■ Task to complete: Among the lines of the data, copy those that hold "values".

■ Entries provided:
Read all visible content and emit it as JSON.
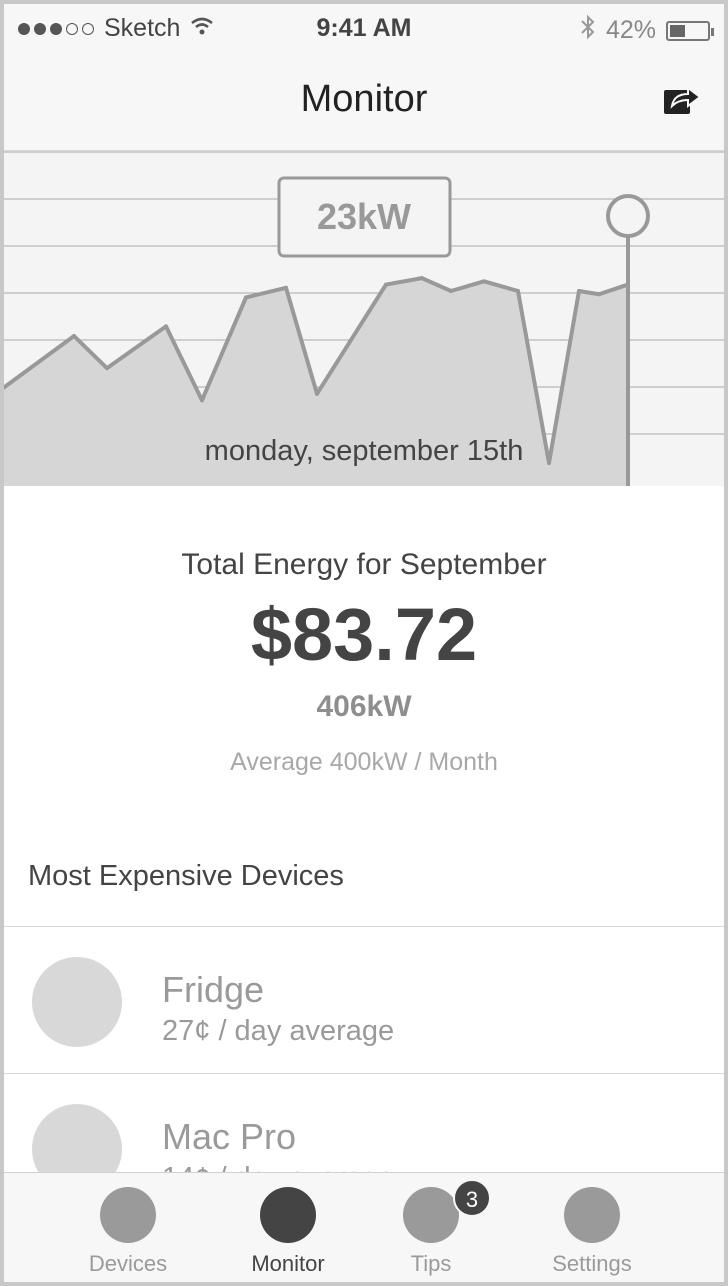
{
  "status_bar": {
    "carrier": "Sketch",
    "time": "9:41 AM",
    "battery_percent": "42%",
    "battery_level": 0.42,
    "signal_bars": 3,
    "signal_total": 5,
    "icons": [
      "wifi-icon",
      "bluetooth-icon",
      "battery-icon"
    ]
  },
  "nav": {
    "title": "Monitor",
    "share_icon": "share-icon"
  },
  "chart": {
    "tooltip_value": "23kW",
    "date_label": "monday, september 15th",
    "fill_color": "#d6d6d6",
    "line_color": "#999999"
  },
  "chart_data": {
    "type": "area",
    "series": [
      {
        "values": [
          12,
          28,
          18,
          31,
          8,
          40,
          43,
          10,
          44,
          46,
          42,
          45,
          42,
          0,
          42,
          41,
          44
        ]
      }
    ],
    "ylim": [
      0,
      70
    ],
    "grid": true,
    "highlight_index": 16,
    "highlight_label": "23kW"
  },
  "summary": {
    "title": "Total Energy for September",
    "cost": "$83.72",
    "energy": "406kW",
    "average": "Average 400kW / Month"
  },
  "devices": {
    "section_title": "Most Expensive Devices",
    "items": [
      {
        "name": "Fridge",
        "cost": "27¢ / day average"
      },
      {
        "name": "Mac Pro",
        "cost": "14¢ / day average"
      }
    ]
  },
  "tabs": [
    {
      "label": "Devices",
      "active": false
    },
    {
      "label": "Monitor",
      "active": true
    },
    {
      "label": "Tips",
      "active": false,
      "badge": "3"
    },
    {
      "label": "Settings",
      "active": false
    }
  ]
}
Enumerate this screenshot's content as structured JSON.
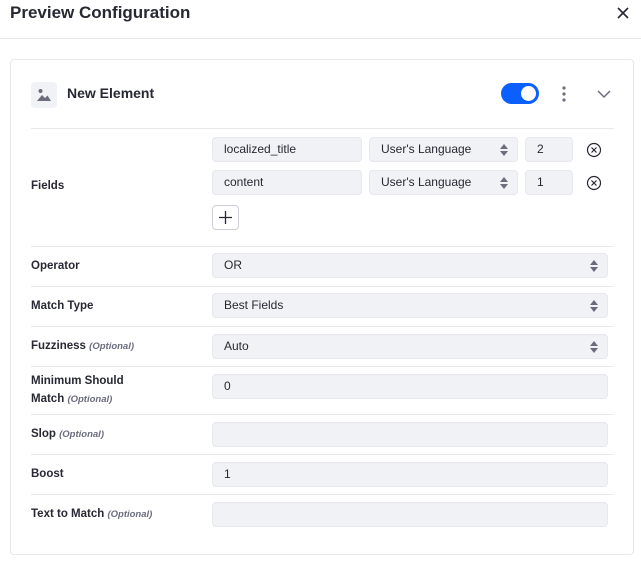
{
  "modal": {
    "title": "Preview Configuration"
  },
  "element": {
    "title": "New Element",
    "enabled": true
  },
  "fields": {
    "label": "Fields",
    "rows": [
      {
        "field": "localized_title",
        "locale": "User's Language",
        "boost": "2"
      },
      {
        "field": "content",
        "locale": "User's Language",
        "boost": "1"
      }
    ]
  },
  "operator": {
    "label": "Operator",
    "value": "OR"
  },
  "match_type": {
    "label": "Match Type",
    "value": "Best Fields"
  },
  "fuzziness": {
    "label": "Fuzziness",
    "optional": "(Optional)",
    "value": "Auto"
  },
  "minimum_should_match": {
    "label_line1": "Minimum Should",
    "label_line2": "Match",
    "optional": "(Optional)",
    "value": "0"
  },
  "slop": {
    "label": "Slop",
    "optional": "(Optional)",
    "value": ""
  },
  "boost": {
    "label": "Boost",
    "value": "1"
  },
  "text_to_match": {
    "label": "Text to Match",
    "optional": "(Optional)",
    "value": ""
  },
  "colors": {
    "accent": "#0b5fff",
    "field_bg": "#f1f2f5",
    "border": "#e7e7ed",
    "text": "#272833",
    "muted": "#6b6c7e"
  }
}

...

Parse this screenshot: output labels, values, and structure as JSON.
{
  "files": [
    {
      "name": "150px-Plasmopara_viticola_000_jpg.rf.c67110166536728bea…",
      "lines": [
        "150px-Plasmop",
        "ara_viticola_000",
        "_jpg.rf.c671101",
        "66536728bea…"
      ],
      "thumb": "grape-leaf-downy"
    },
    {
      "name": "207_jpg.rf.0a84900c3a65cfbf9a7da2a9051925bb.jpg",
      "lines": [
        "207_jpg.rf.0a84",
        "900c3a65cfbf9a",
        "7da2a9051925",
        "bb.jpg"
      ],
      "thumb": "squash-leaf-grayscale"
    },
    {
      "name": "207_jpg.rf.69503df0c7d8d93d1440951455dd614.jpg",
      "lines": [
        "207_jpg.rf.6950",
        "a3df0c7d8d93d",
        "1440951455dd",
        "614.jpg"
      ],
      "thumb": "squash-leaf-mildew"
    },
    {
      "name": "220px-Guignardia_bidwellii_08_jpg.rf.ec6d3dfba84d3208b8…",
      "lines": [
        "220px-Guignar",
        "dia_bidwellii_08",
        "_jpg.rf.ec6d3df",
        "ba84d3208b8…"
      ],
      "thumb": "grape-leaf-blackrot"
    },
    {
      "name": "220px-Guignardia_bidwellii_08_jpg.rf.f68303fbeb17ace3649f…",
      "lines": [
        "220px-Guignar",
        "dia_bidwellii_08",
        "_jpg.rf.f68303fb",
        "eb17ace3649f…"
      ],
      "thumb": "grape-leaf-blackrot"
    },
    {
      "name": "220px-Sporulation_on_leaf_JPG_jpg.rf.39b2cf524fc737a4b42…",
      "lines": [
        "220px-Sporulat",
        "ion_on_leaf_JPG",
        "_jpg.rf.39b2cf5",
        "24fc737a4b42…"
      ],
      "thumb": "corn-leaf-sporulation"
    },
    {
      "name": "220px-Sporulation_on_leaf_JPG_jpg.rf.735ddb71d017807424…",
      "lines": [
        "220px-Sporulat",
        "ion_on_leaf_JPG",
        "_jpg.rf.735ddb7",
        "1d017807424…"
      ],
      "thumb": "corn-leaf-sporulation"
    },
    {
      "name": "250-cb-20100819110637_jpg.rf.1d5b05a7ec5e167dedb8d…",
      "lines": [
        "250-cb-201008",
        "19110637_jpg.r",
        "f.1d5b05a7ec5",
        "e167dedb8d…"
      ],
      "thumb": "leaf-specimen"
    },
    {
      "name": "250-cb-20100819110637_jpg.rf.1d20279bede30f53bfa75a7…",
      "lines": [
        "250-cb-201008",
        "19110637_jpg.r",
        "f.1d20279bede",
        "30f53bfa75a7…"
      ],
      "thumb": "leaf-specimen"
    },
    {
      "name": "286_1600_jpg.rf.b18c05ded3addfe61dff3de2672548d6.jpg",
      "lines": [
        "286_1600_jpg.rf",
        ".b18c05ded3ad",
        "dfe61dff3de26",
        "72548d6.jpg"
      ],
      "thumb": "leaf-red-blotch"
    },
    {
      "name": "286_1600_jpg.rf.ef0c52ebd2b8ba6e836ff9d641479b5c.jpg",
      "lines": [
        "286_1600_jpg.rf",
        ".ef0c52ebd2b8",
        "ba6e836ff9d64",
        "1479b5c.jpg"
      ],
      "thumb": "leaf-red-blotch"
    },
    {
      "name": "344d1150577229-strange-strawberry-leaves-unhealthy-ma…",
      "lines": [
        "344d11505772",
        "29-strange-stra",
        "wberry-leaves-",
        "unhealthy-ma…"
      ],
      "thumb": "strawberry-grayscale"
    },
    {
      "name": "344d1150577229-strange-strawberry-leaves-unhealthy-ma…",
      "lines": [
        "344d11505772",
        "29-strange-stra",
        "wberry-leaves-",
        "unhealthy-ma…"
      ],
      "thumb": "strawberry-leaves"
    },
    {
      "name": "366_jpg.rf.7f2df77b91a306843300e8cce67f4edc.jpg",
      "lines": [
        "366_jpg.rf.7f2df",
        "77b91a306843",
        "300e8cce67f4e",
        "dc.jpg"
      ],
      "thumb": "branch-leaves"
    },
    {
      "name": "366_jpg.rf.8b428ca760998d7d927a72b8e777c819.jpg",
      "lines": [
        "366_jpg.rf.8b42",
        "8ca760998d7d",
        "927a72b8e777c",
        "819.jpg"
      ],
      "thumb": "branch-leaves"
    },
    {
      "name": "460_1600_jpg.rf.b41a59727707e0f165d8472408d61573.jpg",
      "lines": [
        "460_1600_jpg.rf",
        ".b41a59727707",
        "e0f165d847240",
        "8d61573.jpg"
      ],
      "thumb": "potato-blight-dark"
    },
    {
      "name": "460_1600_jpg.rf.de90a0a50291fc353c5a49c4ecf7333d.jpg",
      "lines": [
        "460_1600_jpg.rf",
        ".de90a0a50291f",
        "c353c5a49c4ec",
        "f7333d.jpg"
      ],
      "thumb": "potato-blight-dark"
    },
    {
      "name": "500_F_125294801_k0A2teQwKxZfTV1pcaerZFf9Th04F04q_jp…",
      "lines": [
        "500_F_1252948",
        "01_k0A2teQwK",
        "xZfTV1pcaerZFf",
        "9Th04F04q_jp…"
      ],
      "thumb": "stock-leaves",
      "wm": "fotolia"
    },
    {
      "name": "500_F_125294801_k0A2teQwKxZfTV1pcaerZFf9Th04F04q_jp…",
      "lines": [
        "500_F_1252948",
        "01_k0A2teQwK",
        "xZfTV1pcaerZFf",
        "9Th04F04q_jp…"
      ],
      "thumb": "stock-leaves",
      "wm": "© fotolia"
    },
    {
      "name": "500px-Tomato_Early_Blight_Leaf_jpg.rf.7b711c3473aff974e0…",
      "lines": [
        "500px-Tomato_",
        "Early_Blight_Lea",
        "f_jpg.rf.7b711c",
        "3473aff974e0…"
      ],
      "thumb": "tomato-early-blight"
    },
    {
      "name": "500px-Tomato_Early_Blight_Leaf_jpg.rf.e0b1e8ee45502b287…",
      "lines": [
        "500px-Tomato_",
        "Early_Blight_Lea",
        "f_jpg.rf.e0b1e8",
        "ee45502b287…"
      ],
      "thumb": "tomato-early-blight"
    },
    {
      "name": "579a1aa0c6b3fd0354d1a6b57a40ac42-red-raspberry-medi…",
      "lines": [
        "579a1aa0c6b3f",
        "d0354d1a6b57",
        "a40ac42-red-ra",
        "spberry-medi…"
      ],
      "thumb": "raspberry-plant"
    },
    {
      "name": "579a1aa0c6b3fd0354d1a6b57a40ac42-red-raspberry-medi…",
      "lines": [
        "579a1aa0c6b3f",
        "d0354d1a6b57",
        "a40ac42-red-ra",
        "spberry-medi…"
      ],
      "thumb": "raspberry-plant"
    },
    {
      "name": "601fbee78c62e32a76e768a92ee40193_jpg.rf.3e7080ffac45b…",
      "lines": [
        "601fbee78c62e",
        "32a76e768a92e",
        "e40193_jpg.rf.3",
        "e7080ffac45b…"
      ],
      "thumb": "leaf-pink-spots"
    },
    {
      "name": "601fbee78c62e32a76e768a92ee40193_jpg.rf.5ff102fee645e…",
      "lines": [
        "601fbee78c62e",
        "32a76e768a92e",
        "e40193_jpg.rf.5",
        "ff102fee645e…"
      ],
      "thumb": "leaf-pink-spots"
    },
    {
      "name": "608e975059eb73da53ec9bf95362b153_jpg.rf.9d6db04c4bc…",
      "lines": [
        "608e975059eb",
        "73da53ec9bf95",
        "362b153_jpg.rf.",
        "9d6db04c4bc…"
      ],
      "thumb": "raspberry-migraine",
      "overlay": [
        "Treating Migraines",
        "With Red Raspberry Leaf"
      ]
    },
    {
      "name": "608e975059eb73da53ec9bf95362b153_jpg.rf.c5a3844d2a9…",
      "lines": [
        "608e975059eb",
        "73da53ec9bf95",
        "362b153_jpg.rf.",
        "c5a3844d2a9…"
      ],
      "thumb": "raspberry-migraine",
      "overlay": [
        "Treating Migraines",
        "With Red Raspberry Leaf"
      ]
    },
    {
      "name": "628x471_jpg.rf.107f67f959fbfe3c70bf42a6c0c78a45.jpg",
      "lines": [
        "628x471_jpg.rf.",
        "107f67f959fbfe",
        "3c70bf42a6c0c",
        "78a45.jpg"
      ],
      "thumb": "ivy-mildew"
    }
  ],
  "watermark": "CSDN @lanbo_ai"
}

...

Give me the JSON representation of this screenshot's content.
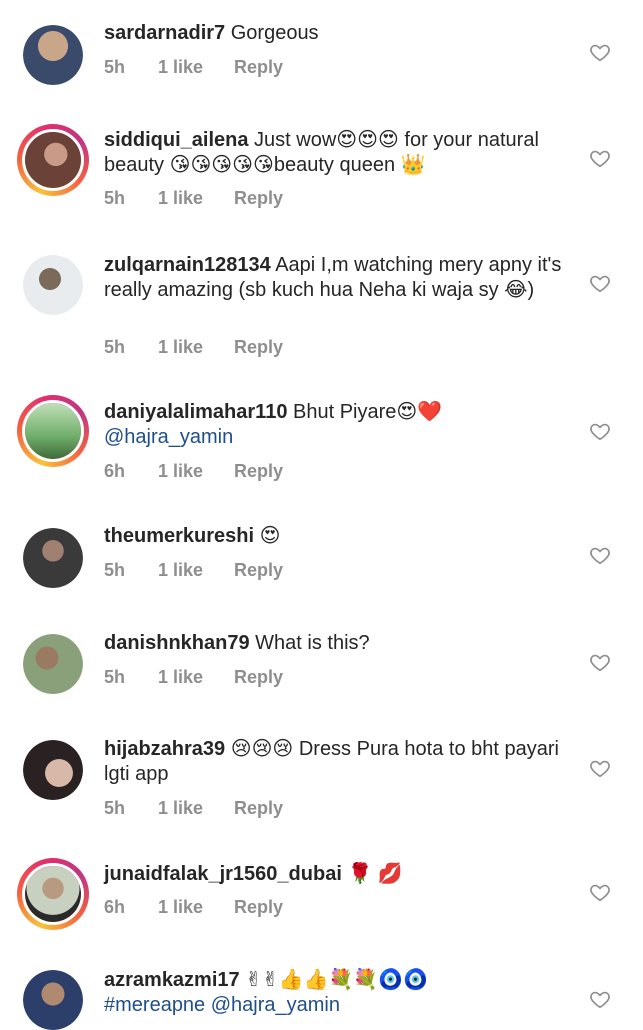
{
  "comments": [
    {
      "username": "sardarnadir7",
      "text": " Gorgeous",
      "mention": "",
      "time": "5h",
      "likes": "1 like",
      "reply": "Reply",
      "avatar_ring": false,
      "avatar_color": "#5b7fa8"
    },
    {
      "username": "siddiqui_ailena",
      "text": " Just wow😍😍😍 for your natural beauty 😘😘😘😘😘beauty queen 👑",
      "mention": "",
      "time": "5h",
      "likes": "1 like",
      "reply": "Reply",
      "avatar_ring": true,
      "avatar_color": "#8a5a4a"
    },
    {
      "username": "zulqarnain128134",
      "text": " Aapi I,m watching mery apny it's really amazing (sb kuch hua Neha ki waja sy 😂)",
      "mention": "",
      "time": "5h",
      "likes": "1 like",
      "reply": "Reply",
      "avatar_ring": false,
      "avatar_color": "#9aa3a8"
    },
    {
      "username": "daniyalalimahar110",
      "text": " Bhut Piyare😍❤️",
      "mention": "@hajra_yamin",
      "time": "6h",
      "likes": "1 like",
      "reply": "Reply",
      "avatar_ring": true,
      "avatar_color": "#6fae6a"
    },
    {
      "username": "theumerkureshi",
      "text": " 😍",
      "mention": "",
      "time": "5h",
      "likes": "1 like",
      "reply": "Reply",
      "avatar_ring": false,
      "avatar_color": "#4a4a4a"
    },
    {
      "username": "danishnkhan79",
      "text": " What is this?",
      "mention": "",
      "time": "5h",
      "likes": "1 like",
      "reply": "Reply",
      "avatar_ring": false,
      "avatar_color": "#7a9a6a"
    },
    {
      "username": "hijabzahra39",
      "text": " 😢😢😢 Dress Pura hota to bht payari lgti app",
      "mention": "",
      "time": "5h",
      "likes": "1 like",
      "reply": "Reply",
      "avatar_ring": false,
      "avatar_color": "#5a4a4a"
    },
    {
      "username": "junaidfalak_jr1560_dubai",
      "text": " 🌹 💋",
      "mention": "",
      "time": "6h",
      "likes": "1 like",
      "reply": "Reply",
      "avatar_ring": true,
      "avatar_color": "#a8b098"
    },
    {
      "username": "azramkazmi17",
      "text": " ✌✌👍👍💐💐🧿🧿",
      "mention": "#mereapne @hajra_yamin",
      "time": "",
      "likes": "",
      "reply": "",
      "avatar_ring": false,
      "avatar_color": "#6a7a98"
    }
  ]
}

■ Written response:
        "values": [
Parse this screenshot: output labels, values, and structure as JSON.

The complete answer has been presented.